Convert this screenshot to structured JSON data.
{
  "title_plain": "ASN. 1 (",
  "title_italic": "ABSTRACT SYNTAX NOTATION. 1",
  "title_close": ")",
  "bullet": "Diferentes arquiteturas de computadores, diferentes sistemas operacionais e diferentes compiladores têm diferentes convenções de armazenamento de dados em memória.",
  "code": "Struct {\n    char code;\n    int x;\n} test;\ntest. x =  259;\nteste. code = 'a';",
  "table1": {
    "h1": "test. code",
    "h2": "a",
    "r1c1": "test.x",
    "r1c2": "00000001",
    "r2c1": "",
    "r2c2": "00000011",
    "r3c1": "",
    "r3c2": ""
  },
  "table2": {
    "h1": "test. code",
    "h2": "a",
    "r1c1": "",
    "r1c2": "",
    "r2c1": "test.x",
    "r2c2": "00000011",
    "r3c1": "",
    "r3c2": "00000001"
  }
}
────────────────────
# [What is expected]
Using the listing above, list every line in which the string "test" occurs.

# [Response to the task]
  "code": "Struct {\n    char code;\n    int x;\n} test;\ntest. x =  259;\nteste. code = 'a';",
    "h1": "test. code",
    "r1c1": "test.x",
    "h1": "test. code",
    "r2c1": "test.x",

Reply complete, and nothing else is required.